*** Begin section ***

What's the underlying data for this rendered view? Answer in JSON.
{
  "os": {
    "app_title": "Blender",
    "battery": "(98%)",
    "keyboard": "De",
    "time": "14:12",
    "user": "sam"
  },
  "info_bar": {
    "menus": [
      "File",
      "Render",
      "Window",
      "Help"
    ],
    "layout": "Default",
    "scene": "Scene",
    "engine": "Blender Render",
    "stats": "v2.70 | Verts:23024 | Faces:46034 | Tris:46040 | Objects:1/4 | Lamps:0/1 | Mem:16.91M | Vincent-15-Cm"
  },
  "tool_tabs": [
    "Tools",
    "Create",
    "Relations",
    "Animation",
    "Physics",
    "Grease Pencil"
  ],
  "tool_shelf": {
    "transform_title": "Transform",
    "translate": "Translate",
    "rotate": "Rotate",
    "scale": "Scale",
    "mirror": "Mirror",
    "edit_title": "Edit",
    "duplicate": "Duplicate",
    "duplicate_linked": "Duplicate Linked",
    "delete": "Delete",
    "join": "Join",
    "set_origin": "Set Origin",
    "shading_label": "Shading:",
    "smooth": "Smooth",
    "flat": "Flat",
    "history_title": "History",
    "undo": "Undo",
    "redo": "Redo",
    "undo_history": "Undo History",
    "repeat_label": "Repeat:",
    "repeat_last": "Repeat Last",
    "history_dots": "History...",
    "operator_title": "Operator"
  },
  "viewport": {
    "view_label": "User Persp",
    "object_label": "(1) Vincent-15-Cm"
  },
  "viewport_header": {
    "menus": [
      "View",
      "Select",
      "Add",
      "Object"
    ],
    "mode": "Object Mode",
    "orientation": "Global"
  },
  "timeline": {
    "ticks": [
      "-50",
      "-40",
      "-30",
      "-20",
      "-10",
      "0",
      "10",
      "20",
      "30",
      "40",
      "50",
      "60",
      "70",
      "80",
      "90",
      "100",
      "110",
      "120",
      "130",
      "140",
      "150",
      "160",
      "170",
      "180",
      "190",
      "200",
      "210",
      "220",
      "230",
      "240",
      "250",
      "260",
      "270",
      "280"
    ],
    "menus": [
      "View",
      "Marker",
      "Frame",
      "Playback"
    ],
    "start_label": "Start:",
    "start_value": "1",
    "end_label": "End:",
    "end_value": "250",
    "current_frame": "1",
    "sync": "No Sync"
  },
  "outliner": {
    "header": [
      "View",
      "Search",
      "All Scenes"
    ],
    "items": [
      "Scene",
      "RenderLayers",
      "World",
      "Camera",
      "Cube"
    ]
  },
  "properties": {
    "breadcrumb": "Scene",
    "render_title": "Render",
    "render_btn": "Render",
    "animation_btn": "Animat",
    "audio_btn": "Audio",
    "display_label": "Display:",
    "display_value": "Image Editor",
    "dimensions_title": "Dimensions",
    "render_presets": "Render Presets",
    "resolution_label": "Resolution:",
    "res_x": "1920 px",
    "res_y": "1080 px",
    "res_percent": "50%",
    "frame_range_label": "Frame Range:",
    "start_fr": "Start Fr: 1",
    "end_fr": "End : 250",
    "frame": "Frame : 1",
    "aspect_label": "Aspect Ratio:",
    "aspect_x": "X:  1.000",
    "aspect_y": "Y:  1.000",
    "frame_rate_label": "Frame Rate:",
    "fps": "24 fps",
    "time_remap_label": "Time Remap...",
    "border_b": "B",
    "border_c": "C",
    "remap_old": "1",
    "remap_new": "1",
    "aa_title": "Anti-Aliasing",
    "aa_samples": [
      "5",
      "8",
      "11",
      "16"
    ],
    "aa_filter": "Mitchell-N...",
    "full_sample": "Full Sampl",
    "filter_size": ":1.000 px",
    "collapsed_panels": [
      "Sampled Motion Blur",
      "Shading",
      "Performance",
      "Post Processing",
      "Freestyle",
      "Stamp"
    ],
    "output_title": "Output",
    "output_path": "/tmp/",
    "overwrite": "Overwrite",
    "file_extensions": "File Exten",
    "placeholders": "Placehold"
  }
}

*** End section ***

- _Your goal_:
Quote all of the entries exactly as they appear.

- _Response to this exercise_:
What's the underlying data for this rendered view? Answer in JSON.
{
  "os": {
    "app_title": "Blender",
    "battery": "(98%)",
    "keyboard": "De",
    "time": "14:12",
    "user": "sam"
  },
  "info_bar": {
    "menus": [
      "File",
      "Render",
      "Window",
      "Help"
    ],
    "layout": "Default",
    "scene": "Scene",
    "engine": "Blender Render",
    "stats": "v2.70 | Verts:23024 | Faces:46034 | Tris:46040 | Objects:1/4 | Lamps:0/1 | Mem:16.91M | Vincent-15-Cm"
  },
  "tool_tabs": [
    "Tools",
    "Create",
    "Relations",
    "Animation",
    "Physics",
    "Grease Pencil"
  ],
  "tool_shelf": {
    "transform_title": "Transform",
    "translate": "Translate",
    "rotate": "Rotate",
    "scale": "Scale",
    "mirror": "Mirror",
    "edit_title": "Edit",
    "duplicate": "Duplicate",
    "duplicate_linked": "Duplicate Linked",
    "delete": "Delete",
    "join": "Join",
    "set_origin": "Set Origin",
    "shading_label": "Shading:",
    "smooth": "Smooth",
    "flat": "Flat",
    "history_title": "History",
    "undo": "Undo",
    "redo": "Redo",
    "undo_history": "Undo History",
    "repeat_label": "Repeat:",
    "repeat_last": "Repeat Last",
    "history_dots": "History...",
    "operator_title": "Operator"
  },
  "viewport": {
    "view_label": "User Persp",
    "object_label": "(1) Vincent-15-Cm"
  },
  "viewport_header": {
    "menus": [
      "View",
      "Select",
      "Add",
      "Object"
    ],
    "mode": "Object Mode",
    "orientation": "Global"
  },
  "timeline": {
    "ticks": [
      "-50",
      "-40",
      "-30",
      "-20",
      "-10",
      "0",
      "10",
      "20",
      "30",
      "40",
      "50",
      "60",
      "70",
      "80",
      "90",
      "100",
      "110",
      "120",
      "130",
      "140",
      "150",
      "160",
      "170",
      "180",
      "190",
      "200",
      "210",
      "220",
      "230",
      "240",
      "250",
      "260",
      "270",
      "280"
    ],
    "menus": [
      "View",
      "Marker",
      "Frame",
      "Playback"
    ],
    "start_label": "Start:",
    "start_value": "1",
    "end_label": "End:",
    "end_value": "250",
    "current_frame": "1",
    "sync": "No Sync"
  },
  "outliner": {
    "header": [
      "View",
      "Search",
      "All Scenes"
    ],
    "items": [
      "Scene",
      "RenderLayers",
      "World",
      "Camera",
      "Cube"
    ]
  },
  "properties": {
    "breadcrumb": "Scene",
    "render_title": "Render",
    "render_btn": "Render",
    "animation_btn": "Animat",
    "audio_btn": "Audio",
    "display_label": "Display:",
    "display_value": "Image Editor",
    "dimensions_title": "Dimensions",
    "render_presets": "Render Presets",
    "resolution_label": "Resolution:",
    "res_x": "1920 px",
    "res_y": "1080 px",
    "res_percent": "50%",
    "frame_range_label": "Frame Range:",
    "start_fr": "Start Fr: 1",
    "end_fr": "End : 250",
    "frame": "Frame : 1",
    "aspect_label": "Aspect Ratio:",
    "aspect_x": "X:  1.000",
    "aspect_y": "Y:  1.000",
    "frame_rate_label": "Frame Rate:",
    "fps": "24 fps",
    "time_remap_label": "Time Remap...",
    "border_b": "B",
    "border_c": "C",
    "remap_old": "1",
    "remap_new": "1",
    "aa_title": "Anti-Aliasing",
    "aa_samples": [
      "5",
      "8",
      "11",
      "16"
    ],
    "aa_filter": "Mitchell-N...",
    "full_sample": "Full Sampl",
    "filter_size": ":1.000 px",
    "collapsed_panels": [
      "Sampled Motion Blur",
      "Shading",
      "Performance",
      "Post Processing",
      "Freestyle",
      "Stamp"
    ],
    "output_title": "Output",
    "output_path": "/tmp/",
    "overwrite": "Overwrite",
    "file_extensions": "File Exten",
    "placeholders": "Placehold"
  }
}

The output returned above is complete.